Items from a data source:
--- START ---

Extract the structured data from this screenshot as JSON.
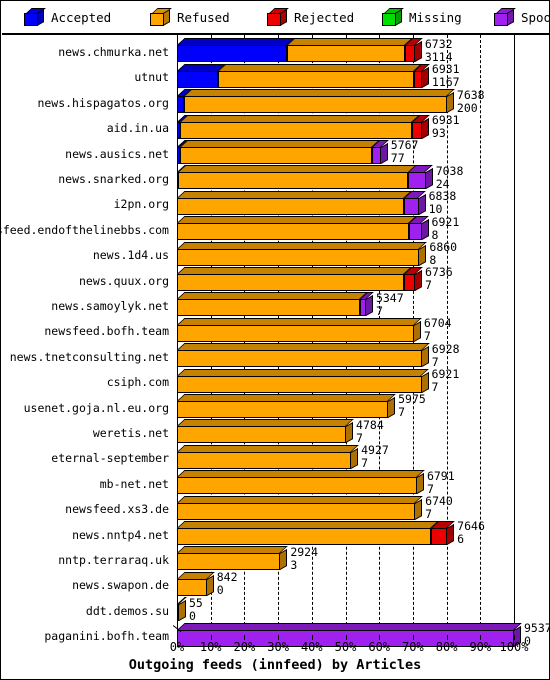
{
  "legend": {
    "items": [
      {
        "label": "Accepted",
        "color": "#0000ff",
        "icon": "cube-icon"
      },
      {
        "label": "Refused",
        "color": "#ffa500",
        "icon": "cube-icon"
      },
      {
        "label": "Rejected",
        "color": "#ee0000",
        "icon": "cube-icon"
      },
      {
        "label": "Missing",
        "color": "#00e000",
        "icon": "cube-icon"
      },
      {
        "label": "Spooled",
        "color": "#a020f0",
        "icon": "cube-icon"
      }
    ]
  },
  "chart_data": {
    "type": "bar",
    "orientation": "horizontal",
    "stacked": true,
    "title": "Outgoing feeds (innfeed) by Articles",
    "xlabel": "Outgoing feeds (innfeed) by Articles",
    "ylabel": "",
    "xlim": [
      0,
      100
    ],
    "x_unit": "percent",
    "grid": true,
    "legend_position": "top",
    "xticks": [
      "0%",
      "10%",
      "20%",
      "30%",
      "40%",
      "50%",
      "60%",
      "70%",
      "80%",
      "90%",
      "100%"
    ],
    "xtickvalues": [
      0,
      10,
      20,
      30,
      40,
      50,
      60,
      70,
      80,
      90,
      100
    ],
    "max_total": 9537,
    "series": [
      {
        "name": "Accepted",
        "color": "#0000ff"
      },
      {
        "name": "Refused",
        "color": "#ffa500"
      },
      {
        "name": "Rejected",
        "color": "#ee0000"
      },
      {
        "name": "Missing",
        "color": "#00e000"
      },
      {
        "name": "Spooled",
        "color": "#a020f0"
      }
    ],
    "categories": [
      "news.chmurka.net",
      "utnut",
      "news.hispagatos.org",
      "aid.in.ua",
      "news.ausics.net",
      "news.snarked.org",
      "i2pn.org",
      "newsfeed.endofthelinebbs.com",
      "news.1d4.us",
      "news.quux.org",
      "news.samoylyk.net",
      "newsfeed.bofh.team",
      "news.tnetconsulting.net",
      "csiph.com",
      "usenet.goja.nl.eu.org",
      "weretis.net",
      "eternal-september",
      "mb-net.net",
      "newsfeed.xs3.de",
      "news.nntp4.net",
      "nntp.terraraq.uk",
      "news.swapon.de",
      "ddt.demos.su",
      "paganini.bofh.team"
    ],
    "rows": [
      {
        "label": "news.chmurka.net",
        "top": 6732,
        "bottom": 3114,
        "accepted": 3114,
        "refused": 3330,
        "rejected": 288,
        "missing": 0,
        "spooled": 0
      },
      {
        "label": "utnut",
        "top": 6931,
        "bottom": 1167,
        "accepted": 1167,
        "refused": 5550,
        "rejected": 214,
        "missing": 0,
        "spooled": 0
      },
      {
        "label": "news.hispagatos.org",
        "top": 7638,
        "bottom": 200,
        "accepted": 200,
        "refused": 7438,
        "rejected": 0,
        "missing": 0,
        "spooled": 0
      },
      {
        "label": "aid.in.ua",
        "top": 6931,
        "bottom": 93,
        "accepted": 93,
        "refused": 6553,
        "rejected": 285,
        "missing": 0,
        "spooled": 0
      },
      {
        "label": "news.ausics.net",
        "top": 5767,
        "bottom": 77,
        "accepted": 77,
        "refused": 5440,
        "rejected": 0,
        "missing": 0,
        "spooled": 250
      },
      {
        "label": "news.snarked.org",
        "top": 7038,
        "bottom": 24,
        "accepted": 24,
        "refused": 6524,
        "rejected": 0,
        "missing": 0,
        "spooled": 490
      },
      {
        "label": "i2pn.org",
        "top": 6838,
        "bottom": 10,
        "accepted": 10,
        "refused": 6428,
        "rejected": 0,
        "missing": 0,
        "spooled": 400
      },
      {
        "label": "newsfeed.endofthelinebbs.com",
        "top": 6921,
        "bottom": 8,
        "accepted": 8,
        "refused": 6563,
        "rejected": 0,
        "missing": 0,
        "spooled": 350
      },
      {
        "label": "news.1d4.us",
        "top": 6860,
        "bottom": 8,
        "accepted": 8,
        "refused": 6852,
        "rejected": 0,
        "missing": 0,
        "spooled": 0
      },
      {
        "label": "news.quux.org",
        "top": 6736,
        "bottom": 7,
        "accepted": 7,
        "refused": 6429,
        "rejected": 300,
        "missing": 0,
        "spooled": 0
      },
      {
        "label": "news.samoylyk.net",
        "top": 5347,
        "bottom": 7,
        "accepted": 7,
        "refused": 5170,
        "rejected": 0,
        "missing": 0,
        "spooled": 170
      },
      {
        "label": "newsfeed.bofh.team",
        "top": 6704,
        "bottom": 7,
        "accepted": 7,
        "refused": 6697,
        "rejected": 0,
        "missing": 0,
        "spooled": 0
      },
      {
        "label": "news.tnetconsulting.net",
        "top": 6928,
        "bottom": 7,
        "accepted": 7,
        "refused": 6921,
        "rejected": 0,
        "missing": 0,
        "spooled": 0
      },
      {
        "label": "csiph.com",
        "top": 6921,
        "bottom": 7,
        "accepted": 7,
        "refused": 6914,
        "rejected": 0,
        "missing": 0,
        "spooled": 0
      },
      {
        "label": "usenet.goja.nl.eu.org",
        "top": 5975,
        "bottom": 7,
        "accepted": 7,
        "refused": 5968,
        "rejected": 0,
        "missing": 0,
        "spooled": 0
      },
      {
        "label": "weretis.net",
        "top": 4784,
        "bottom": 7,
        "accepted": 7,
        "refused": 4777,
        "rejected": 0,
        "missing": 0,
        "spooled": 0
      },
      {
        "label": "eternal-september",
        "top": 4927,
        "bottom": 7,
        "accepted": 7,
        "refused": 4920,
        "rejected": 0,
        "missing": 0,
        "spooled": 0
      },
      {
        "label": "mb-net.net",
        "top": 6791,
        "bottom": 7,
        "accepted": 7,
        "refused": 6784,
        "rejected": 0,
        "missing": 0,
        "spooled": 0
      },
      {
        "label": "newsfeed.xs3.de",
        "top": 6740,
        "bottom": 7,
        "accepted": 7,
        "refused": 6733,
        "rejected": 0,
        "missing": 0,
        "spooled": 0
      },
      {
        "label": "news.nntp4.net",
        "top": 7646,
        "bottom": 6,
        "accepted": 6,
        "refused": 7190,
        "rejected": 450,
        "missing": 0,
        "spooled": 0
      },
      {
        "label": "nntp.terraraq.uk",
        "top": 2924,
        "bottom": 3,
        "accepted": 3,
        "refused": 2921,
        "rejected": 0,
        "missing": 0,
        "spooled": 0
      },
      {
        "label": "news.swapon.de",
        "top": 842,
        "bottom": 0,
        "accepted": 0,
        "refused": 842,
        "rejected": 0,
        "missing": 0,
        "spooled": 0
      },
      {
        "label": "ddt.demos.su",
        "top": 55,
        "bottom": 0,
        "accepted": 0,
        "refused": 55,
        "rejected": 0,
        "missing": 0,
        "spooled": 0
      },
      {
        "label": "paganini.bofh.team",
        "top": 9537,
        "bottom": 0,
        "accepted": 0,
        "refused": 0,
        "rejected": 0,
        "missing": 0,
        "spooled": 9537
      }
    ]
  }
}
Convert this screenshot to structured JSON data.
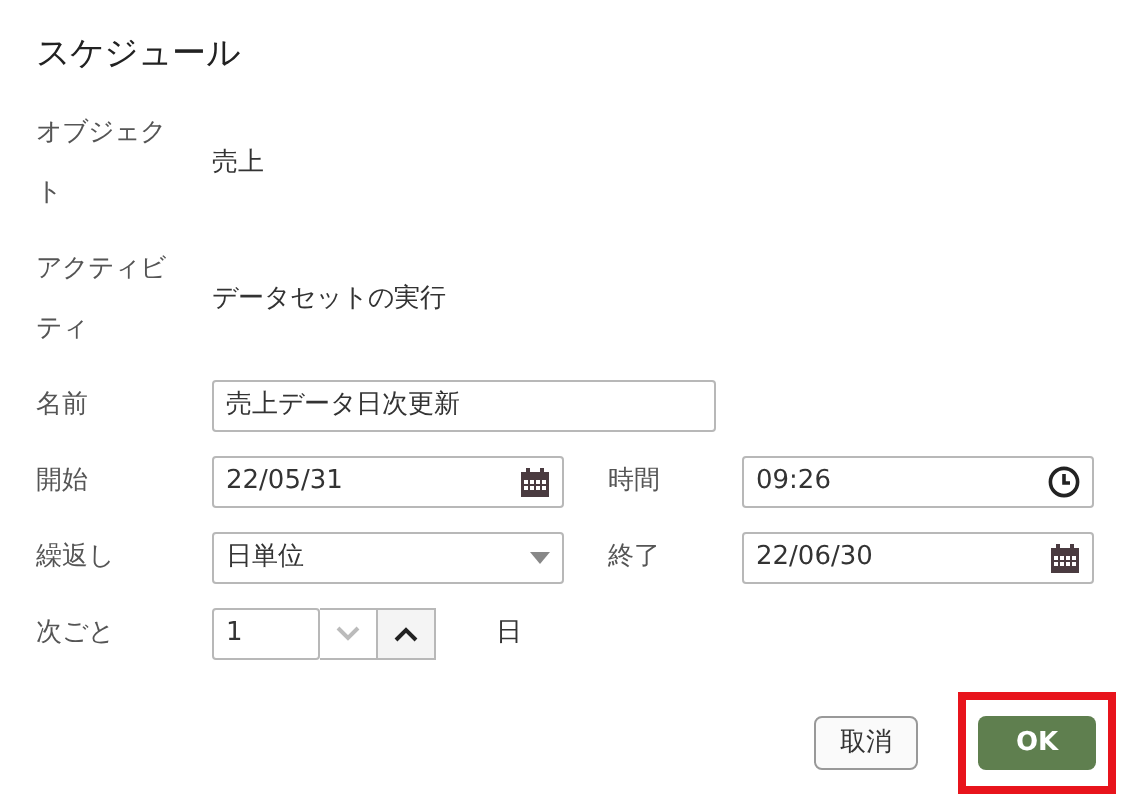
{
  "dialog": {
    "title": "スケジュール"
  },
  "fields": [
    {
      "kind": "text",
      "label": "オブジェクト",
      "value": "売上"
    },
    {
      "kind": "text",
      "label": "アクティビティ",
      "value": "データセットの実行"
    },
    {
      "kind": "input",
      "label": "名前",
      "value": "売上データ日次更新"
    },
    {
      "kind": "date",
      "label": "開始",
      "value": "22/05/31"
    },
    {
      "kind": "time",
      "label": "時間",
      "value": "09:26"
    },
    {
      "kind": "select",
      "label": "繰返し",
      "value": "日単位"
    },
    {
      "kind": "date",
      "label": "終了",
      "value": "22/06/30"
    },
    {
      "kind": "spinner",
      "label": "次ごと",
      "value": "1",
      "unit": "日",
      "down_disabled": true,
      "up_disabled": false
    }
  ],
  "buttons": [
    {
      "label": "取消",
      "kind": "secondary",
      "highlighted": false
    },
    {
      "label": "OK",
      "kind": "primary",
      "highlighted": true
    }
  ]
}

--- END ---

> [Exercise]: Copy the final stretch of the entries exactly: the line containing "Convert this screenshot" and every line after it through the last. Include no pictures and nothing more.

> [Result]:
Convert this screenshot to structured JSON data.
{
  "dialog": {
    "title": "スケジュール"
  },
  "fields": [
    {
      "kind": "text",
      "label": "オブジェクト",
      "value": "売上"
    },
    {
      "kind": "text",
      "label": "アクティビティ",
      "value": "データセットの実行"
    },
    {
      "kind": "input",
      "label": "名前",
      "value": "売上データ日次更新"
    },
    {
      "kind": "date",
      "label": "開始",
      "value": "22/05/31"
    },
    {
      "kind": "time",
      "label": "時間",
      "value": "09:26"
    },
    {
      "kind": "select",
      "label": "繰返し",
      "value": "日単位"
    },
    {
      "kind": "date",
      "label": "終了",
      "value": "22/06/30"
    },
    {
      "kind": "spinner",
      "label": "次ごと",
      "value": "1",
      "unit": "日",
      "down_disabled": true,
      "up_disabled": false
    }
  ],
  "buttons": [
    {
      "label": "取消",
      "kind": "secondary",
      "highlighted": false
    },
    {
      "label": "OK",
      "kind": "primary",
      "highlighted": true
    }
  ]
}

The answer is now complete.